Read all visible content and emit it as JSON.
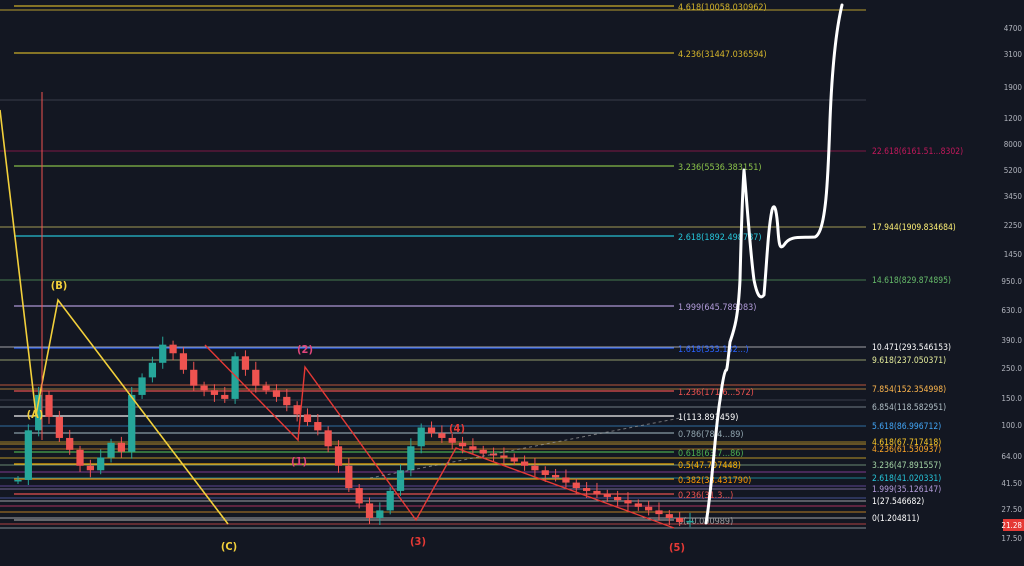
{
  "chart_data": {
    "type": "line",
    "scale": "log",
    "ylim": [
      17.5,
      6000
    ],
    "grid": false,
    "price_axis": {
      "ticks": [
        "4700",
        "3100",
        "1900",
        "1200",
        "8000",
        "5200",
        "3450",
        "2250",
        "1450",
        "950.0",
        "630.0",
        "390.0",
        "250.0",
        "150.0",
        "100.0",
        "64.00",
        "41.50",
        "27.50",
        "17.50"
      ],
      "last_price": "21.28",
      "last_price_color": "#e53935"
    },
    "fib_levels": [
      {
        "label": "4.618(10058.030962)",
        "color": "#d4b52b"
      },
      {
        "label": "4.236(31447.036594)",
        "color": "#d4b52b"
      },
      {
        "label": "3.236(5536.383151)",
        "color": "#8bc34a"
      },
      {
        "label": "2.618(1892.498787)",
        "color": "#26c6da"
      },
      {
        "label": "1.999(645.789083)",
        "color": "#b39ddb"
      },
      {
        "label": "1.618(333.182...)",
        "color": "#2962ff"
      },
      {
        "label": "1.236(171.6...572)",
        "color": "#ef5350"
      },
      {
        "label": "1(113.891459)",
        "color": "#ffffff"
      },
      {
        "label": "0.786(78.4...89)",
        "color": "#90a4ae"
      },
      {
        "label": "0.618(63.7...86)",
        "color": "#4caf50"
      },
      {
        "label": "0.5(47.707448)",
        "color": "#ffb300"
      },
      {
        "label": "0.382(38.431790)",
        "color": "#ff9800"
      },
      {
        "label": "0.236(31.3...)",
        "color": "#ef5350"
      },
      {
        "label": "0(20.090989)",
        "color": "#9e9e9e"
      }
    ],
    "right_fib_levels": [
      {
        "label": "22.618(6161.51...8302)",
        "color": "#c2185b"
      },
      {
        "label": "17.944(1909.834684)",
        "color": "#fff176"
      },
      {
        "label": "14.618(829.874895)",
        "color": "#66bb6a"
      },
      {
        "label": "10.471(293.546153)",
        "color": "#ffffff"
      },
      {
        "label": "9.618(237.050371)",
        "color": "#e6ee9c"
      },
      {
        "label": "7.854(152.354998)",
        "color": "#ffb74d"
      },
      {
        "label": "6.854(118.582951)",
        "color": "#b0bec5"
      },
      {
        "label": "5.618(86.996712)",
        "color": "#42a5f5"
      },
      {
        "label": "4.618(67.717418)",
        "color": "#ffca28"
      },
      {
        "label": "4.236(61.530937)",
        "color": "#ffa726"
      },
      {
        "label": "3.236(47.891557)",
        "color": "#a5d6a7"
      },
      {
        "label": "2.618(41.020331)",
        "color": "#26c6da"
      },
      {
        "label": "1.999(35.126147)",
        "color": "#b39ddb"
      },
      {
        "label": "1(27.546682)",
        "color": "#ffffff"
      },
      {
        "label": "0(1.204811)",
        "color": "#ffffff"
      }
    ],
    "wave_labels": [
      {
        "text": "(B)",
        "color": "#f2d03b"
      },
      {
        "text": "(A)",
        "color": "#f2d03b"
      },
      {
        "text": "(C)",
        "color": "#f2d03b"
      },
      {
        "text": "(2)",
        "color": "#e0457b"
      },
      {
        "text": "(1)",
        "color": "#e0457b"
      },
      {
        "text": "(3)",
        "color": "#e53935"
      },
      {
        "text": "(4)",
        "color": "#e53935"
      },
      {
        "text": "(5)",
        "color": "#e53935"
      }
    ],
    "series": [
      {
        "type": "candles",
        "values": [
          34,
          60,
          90,
          70,
          55,
          48,
          40,
          38,
          44,
          52,
          47,
          90,
          110,
          130,
          160,
          145,
          120,
          100,
          95,
          90,
          86,
          140,
          120,
          100,
          95,
          88,
          80,
          72,
          66,
          60,
          50,
          40,
          31,
          26,
          22,
          24,
          30,
          38,
          50,
          62,
          58,
          55,
          52,
          50,
          48,
          46,
          45,
          44,
          42,
          40,
          38,
          36,
          35,
          33,
          31,
          30,
          29,
          28,
          27,
          26,
          25,
          24,
          23,
          22,
          21,
          21.28
        ]
      },
      {
        "type": "projection",
        "values": [
          21,
          60,
          260,
          900,
          5200,
          1300,
          4000,
          2000,
          2500,
          6000
        ]
      }
    ]
  }
}
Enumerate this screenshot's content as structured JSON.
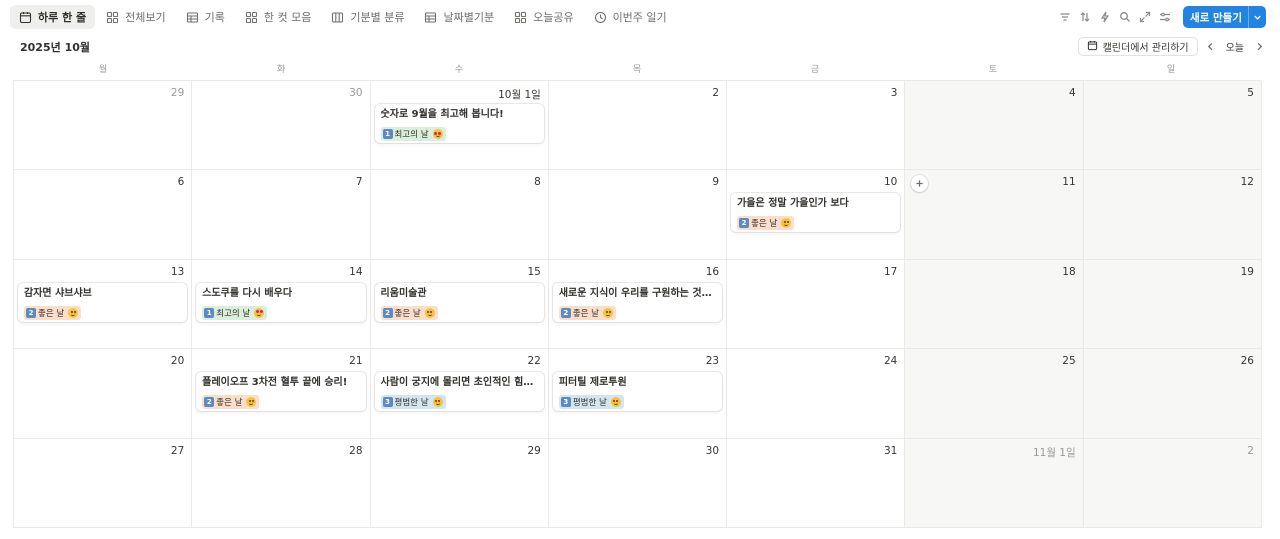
{
  "toolbar": {
    "tabs": [
      {
        "label": "하루 한 줄",
        "icon": "calendar-icon"
      },
      {
        "label": "전체보기",
        "icon": "gallery-icon"
      },
      {
        "label": "기록",
        "icon": "table-icon"
      },
      {
        "label": "한 컷 모음",
        "icon": "gallery-icon"
      },
      {
        "label": "기분별 분류",
        "icon": "board-icon"
      },
      {
        "label": "날짜별기분",
        "icon": "table-icon"
      },
      {
        "label": "오늘공유",
        "icon": "gallery-icon"
      },
      {
        "label": "이번주 일기",
        "icon": "clock-icon"
      }
    ],
    "new_button_label": "새로 만들기"
  },
  "header": {
    "month_title": "2025년 10월",
    "manage_calendar_label": "캘린더에서 관리하기",
    "today_label": "오늘"
  },
  "weekdays": [
    "월",
    "화",
    "수",
    "목",
    "금",
    "토",
    "일"
  ],
  "mood_tags": {
    "best": {
      "number": "1",
      "label": "최고의 날",
      "color": "#dbeddb"
    },
    "good": {
      "number": "2",
      "label": "좋은 날",
      "color": "#fadec9"
    },
    "normal": {
      "number": "3",
      "label": "평범한 날",
      "color": "#d3e5ef"
    }
  },
  "weeks": [
    [
      {
        "date": "29",
        "muted": true
      },
      {
        "date": "30",
        "muted": true
      },
      {
        "date": "10월 1일",
        "event": {
          "title": "숫자로 9월을 최고해 봅니다!",
          "mood": "best"
        }
      },
      {
        "date": "2"
      },
      {
        "date": "3"
      },
      {
        "date": "4"
      },
      {
        "date": "5"
      }
    ],
    [
      {
        "date": "6"
      },
      {
        "date": "7"
      },
      {
        "date": "8"
      },
      {
        "date": "9"
      },
      {
        "date": "10",
        "event": {
          "title": "가을은 정말 가을인가 보다",
          "mood": "good"
        }
      },
      {
        "date": "11",
        "add_button": true
      },
      {
        "date": "12"
      }
    ],
    [
      {
        "date": "13",
        "event": {
          "title": "감자면 샤브샤브",
          "mood": "good"
        }
      },
      {
        "date": "14",
        "event": {
          "title": "스도쿠를 다시 배우다",
          "mood": "best"
        }
      },
      {
        "date": "15",
        "event": {
          "title": "리움미술관",
          "mood": "good"
        }
      },
      {
        "date": "16",
        "event": {
          "title": "새로운 지식이 우리를 구원하는 것이 ...",
          "mood": "good"
        }
      },
      {
        "date": "17"
      },
      {
        "date": "18"
      },
      {
        "date": "19"
      }
    ],
    [
      {
        "date": "20"
      },
      {
        "date": "21",
        "event": {
          "title": "플레이오프 3차전 혈투 끝에 승리!",
          "mood": "good"
        }
      },
      {
        "date": "22",
        "event": {
          "title": "사람이 궁지에 몰리면 초인적인 힘이 ...",
          "mood": "normal"
        }
      },
      {
        "date": "23",
        "event": {
          "title": "피터틸 제로투원",
          "mood": "normal"
        }
      },
      {
        "date": "24"
      },
      {
        "date": "25"
      },
      {
        "date": "26"
      }
    ],
    [
      {
        "date": "27"
      },
      {
        "date": "28"
      },
      {
        "date": "29"
      },
      {
        "date": "30"
      },
      {
        "date": "31"
      },
      {
        "date": "11월 1일",
        "muted": true
      },
      {
        "date": "2",
        "muted": true
      }
    ]
  ]
}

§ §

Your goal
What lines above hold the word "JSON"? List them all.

Answer box
Read all visible content and emit it as JSON.
Enumerate this screenshot's content as structured JSON.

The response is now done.